One outcome should be to adopt, for use in these situations, the Incident Command procedures the Department of Homeland Security implemented after 9/11. The interdepartmental miscommunications between local, county, state, and federal agencies played a significant role in allowing mistakes to be made and go unchallenged for too long, and kept the public in the dark about potential and real risks to their health. A single incident commander could have shortened the timeline dramatically, and insured better communication with the public, the governor, and EPA officials.
The governor mentioned the need for more preparation and planning for public infrastructure in his speech. He has already implemented a mapping process with which every Michigan town must comply. In Sturgis, for example, a company has been here for two months snaking video cameras through our underground infrastructure to examine its condition. We know there are towns in Michigan which still have some wooden water pipes in the ground and in use. A day of reckoning is coming for municipalities that will call for massive expenditures on water and sewer infrastructure. Governor Snyder, before the Flint crisis arose, was already working to insure Michigan cities and towns can provide clean drinking water to its citizens.
The partisan calls from Michael Moore, Cher, and Democratic groups for Gov. Snyder to resign are simply wrong. Because there are so many involved in the Flint catastrophe who could have done better, who made mistakes, and who made poor decisions, it is too easy to dismiss the liberal mouthpieces as partisan cranks. Had they been honest, and really had the interest of Flint residents in mind, they might have called for the heads of everyone—the governor, the DEQ director, the DEQ staffers who erred, the Democrat Drain Commissioner, the Democrat mayor and city commissioners, the Democrat Emergency Manager (yes, the EM was a Democrat and had worked for and with the city of Flint before) and the Democrat-appointed EPA Regional Administrator.

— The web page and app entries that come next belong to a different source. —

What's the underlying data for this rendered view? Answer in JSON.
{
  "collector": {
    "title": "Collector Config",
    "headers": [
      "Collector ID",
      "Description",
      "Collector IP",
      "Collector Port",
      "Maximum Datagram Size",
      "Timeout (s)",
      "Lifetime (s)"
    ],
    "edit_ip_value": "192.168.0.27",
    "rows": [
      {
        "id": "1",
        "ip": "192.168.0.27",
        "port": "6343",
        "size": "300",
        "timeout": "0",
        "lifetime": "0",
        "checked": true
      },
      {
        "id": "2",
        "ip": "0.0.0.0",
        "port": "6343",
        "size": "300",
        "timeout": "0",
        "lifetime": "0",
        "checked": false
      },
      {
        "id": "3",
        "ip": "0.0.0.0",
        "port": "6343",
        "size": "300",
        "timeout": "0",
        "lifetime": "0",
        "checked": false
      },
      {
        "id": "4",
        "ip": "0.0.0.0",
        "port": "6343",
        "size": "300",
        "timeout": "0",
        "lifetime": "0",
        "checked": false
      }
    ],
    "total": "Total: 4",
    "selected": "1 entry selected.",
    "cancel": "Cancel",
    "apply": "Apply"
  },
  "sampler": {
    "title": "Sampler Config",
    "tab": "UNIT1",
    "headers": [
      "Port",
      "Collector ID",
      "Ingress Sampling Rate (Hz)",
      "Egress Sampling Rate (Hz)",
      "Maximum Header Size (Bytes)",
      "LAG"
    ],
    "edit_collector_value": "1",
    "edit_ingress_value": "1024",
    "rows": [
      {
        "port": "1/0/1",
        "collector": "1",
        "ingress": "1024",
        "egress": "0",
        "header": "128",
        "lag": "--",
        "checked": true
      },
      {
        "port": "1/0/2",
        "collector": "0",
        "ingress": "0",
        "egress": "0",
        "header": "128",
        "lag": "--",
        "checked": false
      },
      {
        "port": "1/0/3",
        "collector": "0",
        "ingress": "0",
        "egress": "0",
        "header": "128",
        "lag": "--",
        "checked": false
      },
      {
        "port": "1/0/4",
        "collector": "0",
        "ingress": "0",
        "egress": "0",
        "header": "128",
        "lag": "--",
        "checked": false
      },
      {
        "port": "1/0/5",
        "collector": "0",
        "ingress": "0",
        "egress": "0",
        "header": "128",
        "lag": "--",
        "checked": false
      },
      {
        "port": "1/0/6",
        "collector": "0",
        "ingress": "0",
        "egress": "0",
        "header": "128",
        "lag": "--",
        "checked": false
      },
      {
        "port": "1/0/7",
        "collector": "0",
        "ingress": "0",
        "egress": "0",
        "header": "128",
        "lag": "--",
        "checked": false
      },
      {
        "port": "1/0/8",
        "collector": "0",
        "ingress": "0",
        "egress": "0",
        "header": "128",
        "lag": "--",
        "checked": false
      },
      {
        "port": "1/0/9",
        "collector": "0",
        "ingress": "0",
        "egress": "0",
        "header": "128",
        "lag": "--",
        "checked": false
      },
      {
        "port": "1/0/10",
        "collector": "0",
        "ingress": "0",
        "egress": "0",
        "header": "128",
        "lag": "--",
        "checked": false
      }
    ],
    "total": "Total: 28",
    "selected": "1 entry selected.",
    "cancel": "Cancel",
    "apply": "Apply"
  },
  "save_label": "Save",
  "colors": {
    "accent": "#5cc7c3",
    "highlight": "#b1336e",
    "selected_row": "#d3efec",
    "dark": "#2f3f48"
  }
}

Or, they could have followed the governor’s lead. Let’s fix Flint’s water problem and make sure the health needs of its residents are met now and for the long term, then let’s fix the process so this never, ever happens again.